--- Dataset extract Enclosed Below ---

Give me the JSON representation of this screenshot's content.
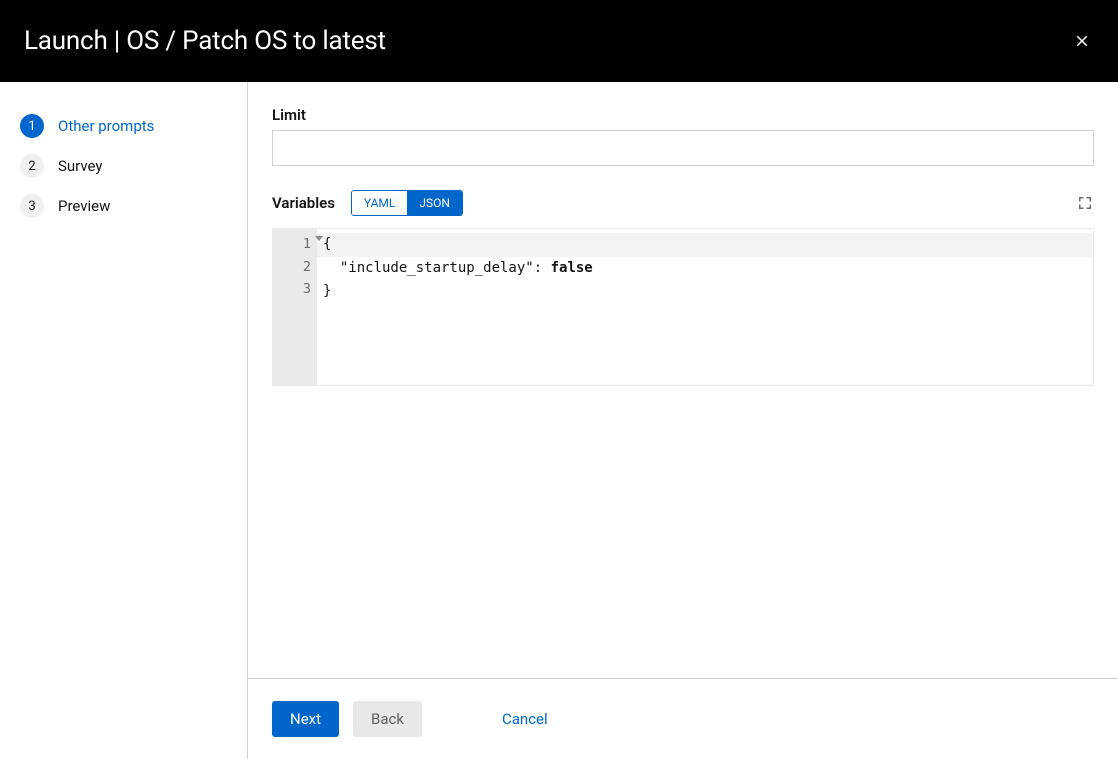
{
  "header": {
    "title": "Launch | OS / Patch OS to latest"
  },
  "steps": [
    {
      "num": "1",
      "label": "Other prompts",
      "active": true
    },
    {
      "num": "2",
      "label": "Survey",
      "active": false
    },
    {
      "num": "3",
      "label": "Preview",
      "active": false
    }
  ],
  "form": {
    "limit_label": "Limit",
    "limit_value": "",
    "variables_label": "Variables",
    "format_options": {
      "yaml": "YAML",
      "json": "JSON"
    },
    "format_selected": "JSON",
    "code": {
      "line_numbers": [
        "1",
        "2",
        "3"
      ],
      "line1": "{",
      "line2_key": "\"include_startup_delay\"",
      "line2_sep": ": ",
      "line2_val": "false",
      "line3": "}"
    }
  },
  "footer": {
    "next": "Next",
    "back": "Back",
    "cancel": "Cancel"
  }
}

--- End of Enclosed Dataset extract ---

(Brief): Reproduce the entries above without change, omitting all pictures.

(Reply to the task):
Give me the JSON representation of this screenshot's content.
{
  "header": {
    "title": "Launch | OS / Patch OS to latest"
  },
  "steps": [
    {
      "num": "1",
      "label": "Other prompts",
      "active": true
    },
    {
      "num": "2",
      "label": "Survey",
      "active": false
    },
    {
      "num": "3",
      "label": "Preview",
      "active": false
    }
  ],
  "form": {
    "limit_label": "Limit",
    "limit_value": "",
    "variables_label": "Variables",
    "format_options": {
      "yaml": "YAML",
      "json": "JSON"
    },
    "format_selected": "JSON",
    "code": {
      "line_numbers": [
        "1",
        "2",
        "3"
      ],
      "line1": "{",
      "line2_key": "\"include_startup_delay\"",
      "line2_sep": ": ",
      "line2_val": "false",
      "line3": "}"
    }
  },
  "footer": {
    "next": "Next",
    "back": "Back",
    "cancel": "Cancel"
  }
}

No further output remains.